### THE TASK
In the listing that follows, count every line holding the word "this" and give only the count.

### PROVIDED DATA

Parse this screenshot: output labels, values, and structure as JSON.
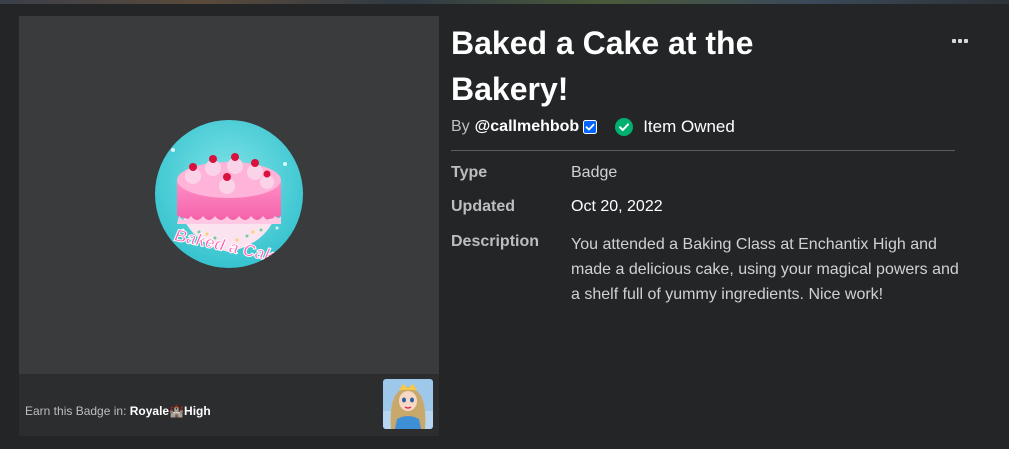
{
  "badge": {
    "title": "Baked a Cake at the Bakery!",
    "image_text": "Baked a Cake",
    "by_label": "By",
    "creator": "@callmehbob",
    "owned_label": "Item Owned"
  },
  "details": {
    "type_label": "Type",
    "type_value": "Badge",
    "updated_label": "Updated",
    "updated_value": "Oct 20, 2022",
    "description_label": "Description",
    "description_value": "You attended a Baking Class at Enchantix High and made a delicious cake, using your magical powers and a shelf full of yummy ingredients. Nice work!"
  },
  "earn": {
    "label": "Earn this Badge in:",
    "game_name": "Royale🏰High"
  },
  "colors": {
    "background": "#232527",
    "panel": "#393b3d",
    "owned_green": "#00b06f",
    "verified_blue": "#0066ff"
  },
  "icons": {
    "menu": "more-dots-icon",
    "verified": "verified-badge-icon",
    "owned": "checkmark-circle-icon"
  }
}
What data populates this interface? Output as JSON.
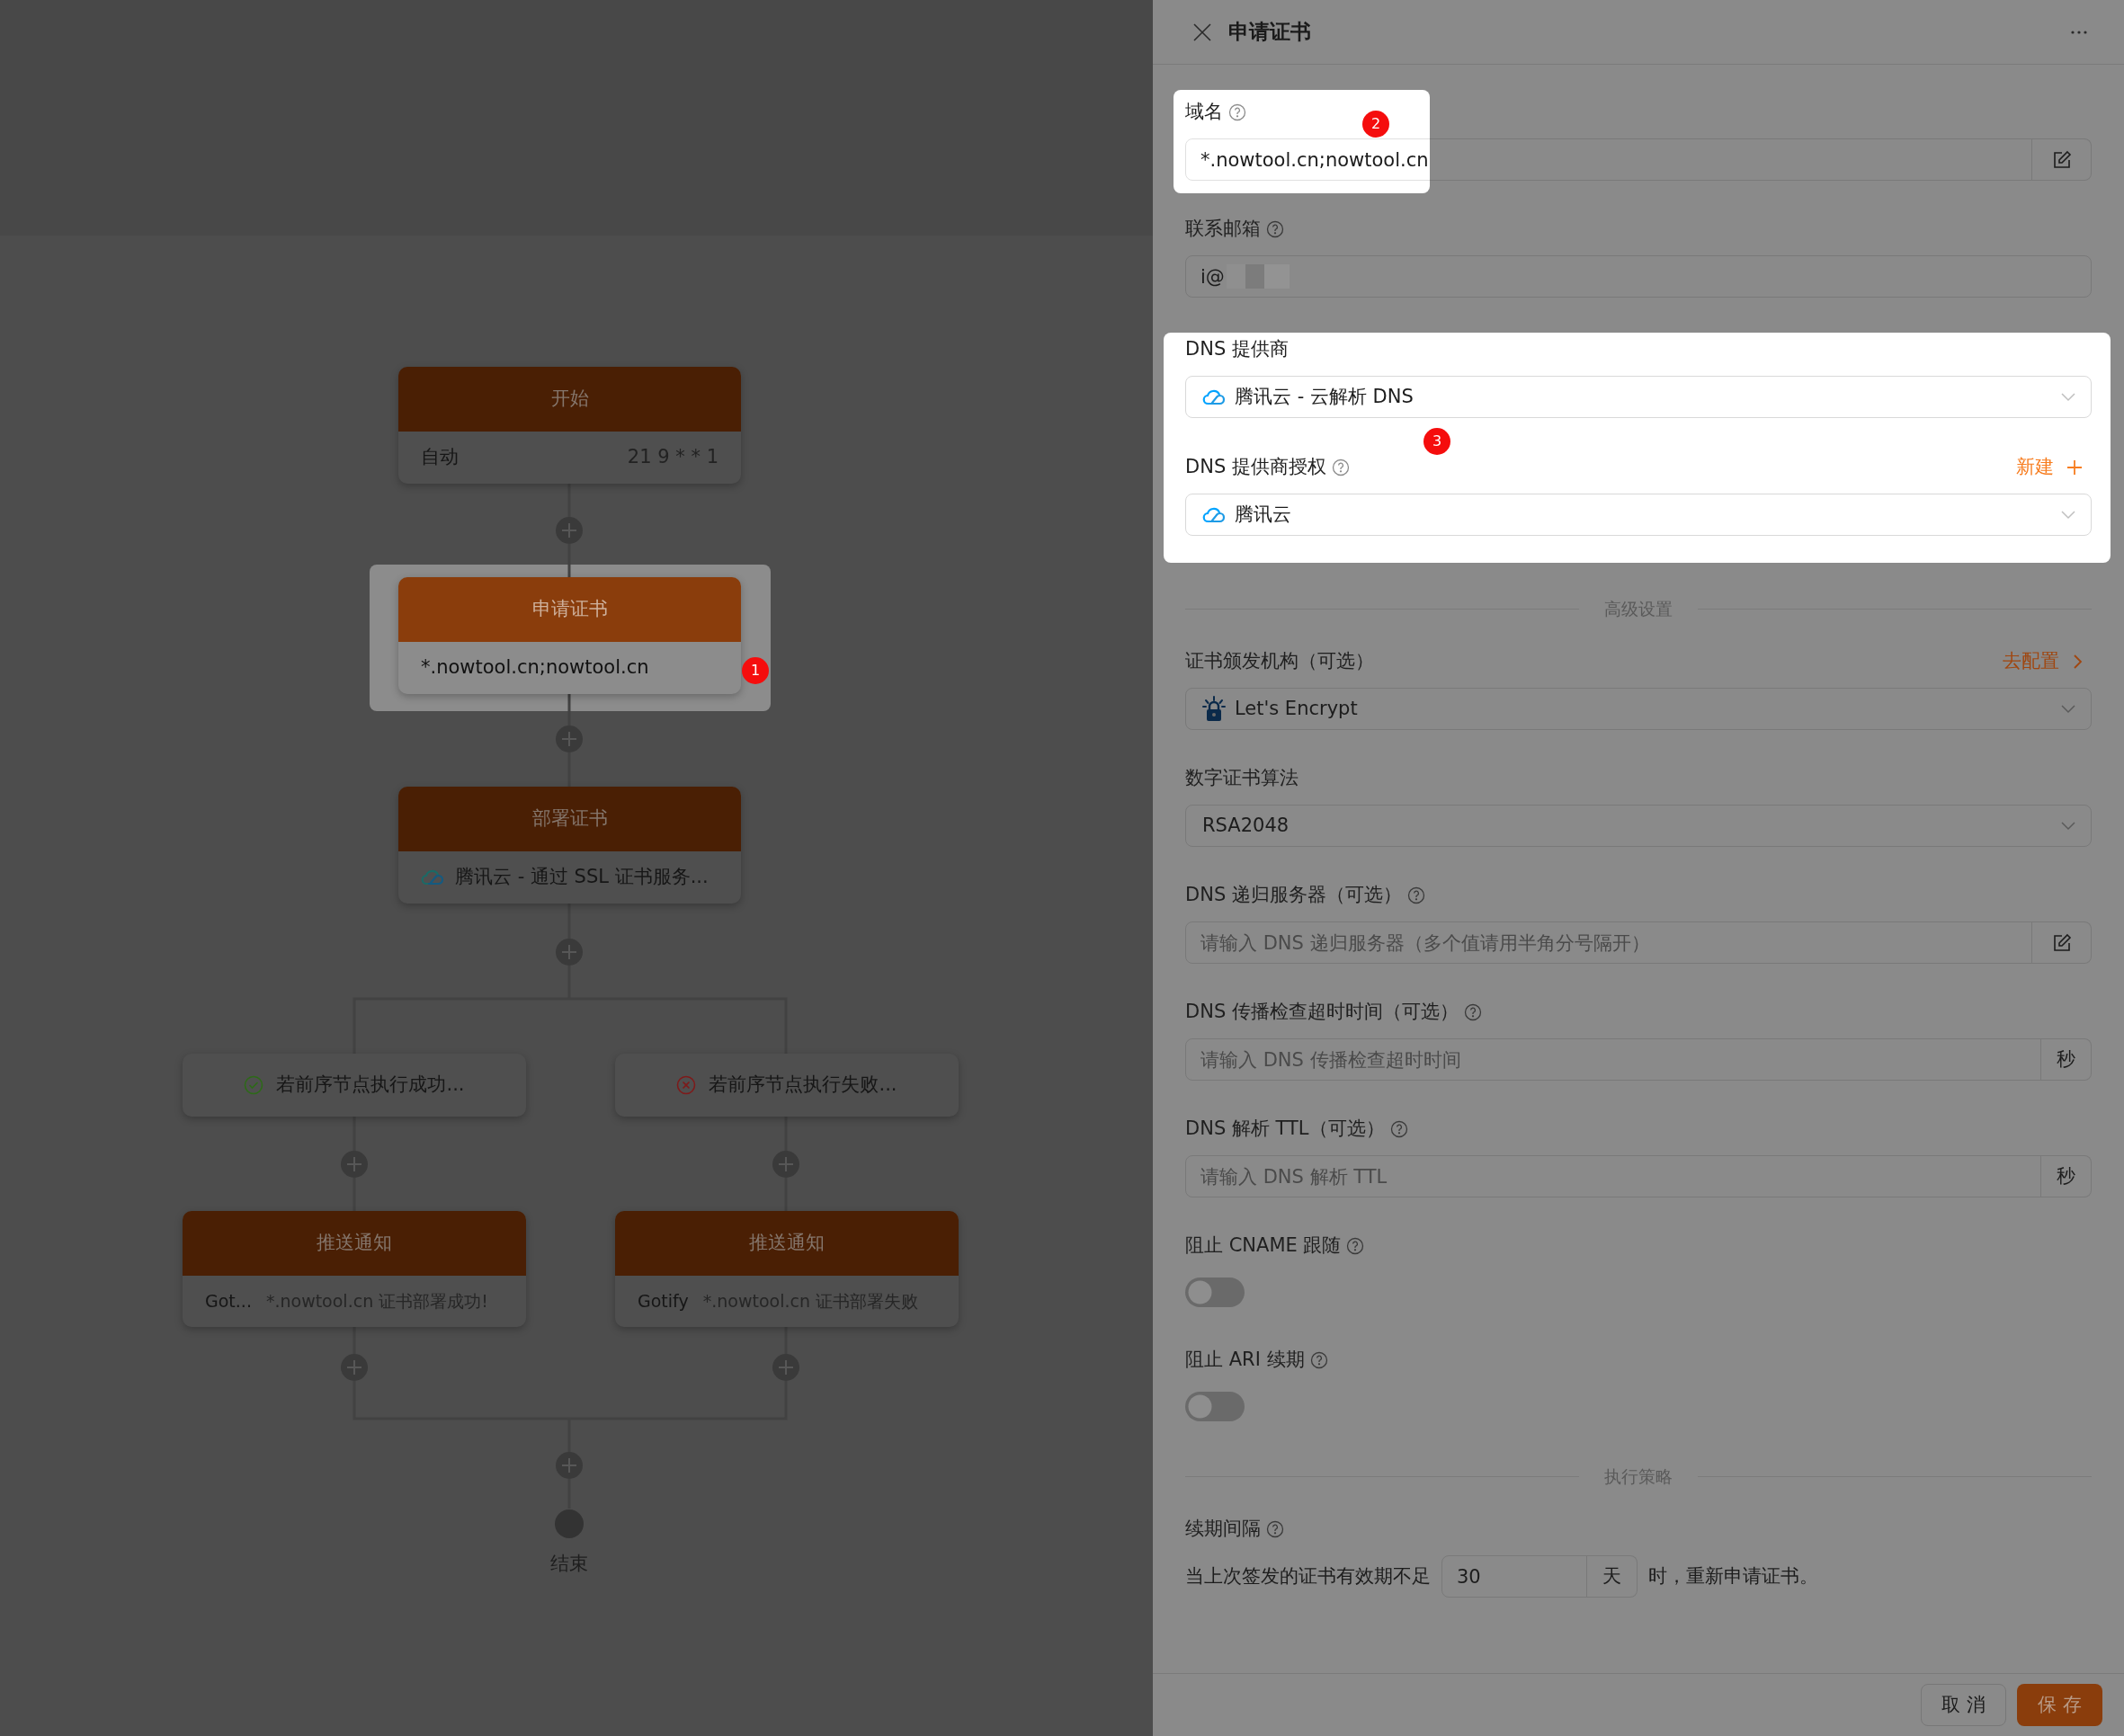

### ANSWER AREA
3